| Non‑biting midges, Fly, Insect|
Halocladius is a genus of halophilic, non-biting midges in the subfamily Orthocladiinae of the bloodworm family (Chironomidae). They inhabit seashores and saline inland waters of the Northern Hemisphere. Wing length is 1.5–3.5 mm (0.06–0.14 in). Two subgenera have been described: Halocladius and Psammocladius.
There are five or six species:Halocladius braunsi (Goetghebuer, 1942)
Halocladius fucicola (Edwards, 1926)
Halocladius mediterraneus Hirvenoja, 1973
Halocladius millenarius (Santos Abreu, 1918)
Halocladius variabilis (Staeger, 1839)
Halocladius varians (Staeger, 1839)
The most widespread species is Halocladius variabilis, known from Canada, northern Europe, and the Mediterranean and Black Seas. The larvae can grow to 12 mm (0.5 in) in length. In Nova Scotia, life cycle is univoltine, possibly bivoltine. It is a commensal, potentially symbiotic with marine algae: the larvae feed on diatoms fouling its host, possibly delivering nutrients via faecal material. Typical host is brown alga Elachista fucicola, growing itself on Ascophyllum nodosum, although other primary and secondary hosts occur too. Typically, a single larva occupies one Elachista fucicola thallus.

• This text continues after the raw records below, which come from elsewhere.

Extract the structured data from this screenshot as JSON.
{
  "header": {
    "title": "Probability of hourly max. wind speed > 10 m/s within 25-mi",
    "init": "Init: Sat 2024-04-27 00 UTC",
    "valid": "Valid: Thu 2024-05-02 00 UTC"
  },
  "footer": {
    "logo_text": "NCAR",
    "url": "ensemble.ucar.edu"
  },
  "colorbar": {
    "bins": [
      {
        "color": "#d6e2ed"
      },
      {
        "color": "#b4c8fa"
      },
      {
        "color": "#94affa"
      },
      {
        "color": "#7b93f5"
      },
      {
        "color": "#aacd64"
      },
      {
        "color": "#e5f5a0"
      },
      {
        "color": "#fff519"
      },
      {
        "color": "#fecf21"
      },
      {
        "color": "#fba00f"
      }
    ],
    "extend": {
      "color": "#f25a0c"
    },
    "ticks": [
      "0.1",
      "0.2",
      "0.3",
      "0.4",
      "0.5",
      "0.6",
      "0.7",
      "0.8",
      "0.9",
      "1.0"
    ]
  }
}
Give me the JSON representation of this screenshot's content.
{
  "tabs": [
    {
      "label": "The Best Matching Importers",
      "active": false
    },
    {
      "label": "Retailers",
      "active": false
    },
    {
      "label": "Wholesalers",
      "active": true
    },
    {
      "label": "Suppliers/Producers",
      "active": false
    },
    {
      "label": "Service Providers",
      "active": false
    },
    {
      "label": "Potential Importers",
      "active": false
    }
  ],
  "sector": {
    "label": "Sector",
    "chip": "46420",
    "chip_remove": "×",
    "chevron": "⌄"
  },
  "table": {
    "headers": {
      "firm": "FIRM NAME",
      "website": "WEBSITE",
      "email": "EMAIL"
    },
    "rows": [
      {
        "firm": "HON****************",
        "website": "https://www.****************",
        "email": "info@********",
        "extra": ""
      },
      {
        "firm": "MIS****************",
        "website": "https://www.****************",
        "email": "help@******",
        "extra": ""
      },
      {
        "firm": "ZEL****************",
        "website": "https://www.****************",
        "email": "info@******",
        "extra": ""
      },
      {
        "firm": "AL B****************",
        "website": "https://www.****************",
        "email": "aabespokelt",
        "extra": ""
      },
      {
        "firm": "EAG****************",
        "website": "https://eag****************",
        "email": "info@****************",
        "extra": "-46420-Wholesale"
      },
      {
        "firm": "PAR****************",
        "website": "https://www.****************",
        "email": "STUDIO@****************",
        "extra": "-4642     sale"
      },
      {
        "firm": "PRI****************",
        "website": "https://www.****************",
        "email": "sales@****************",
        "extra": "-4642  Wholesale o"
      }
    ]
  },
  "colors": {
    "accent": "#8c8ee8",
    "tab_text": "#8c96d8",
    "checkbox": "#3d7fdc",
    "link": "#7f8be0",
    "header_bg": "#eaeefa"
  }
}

In the Baltic, adults emerge between mid-May and late June. Densities of emerging adults as high as 328 indiv./m² have been observed, although 10 indiv./m² is more typical. Much higher larval densities, more than 50,000 indiv./m², have been reported from rocky intertidal zone of Nova Scotia.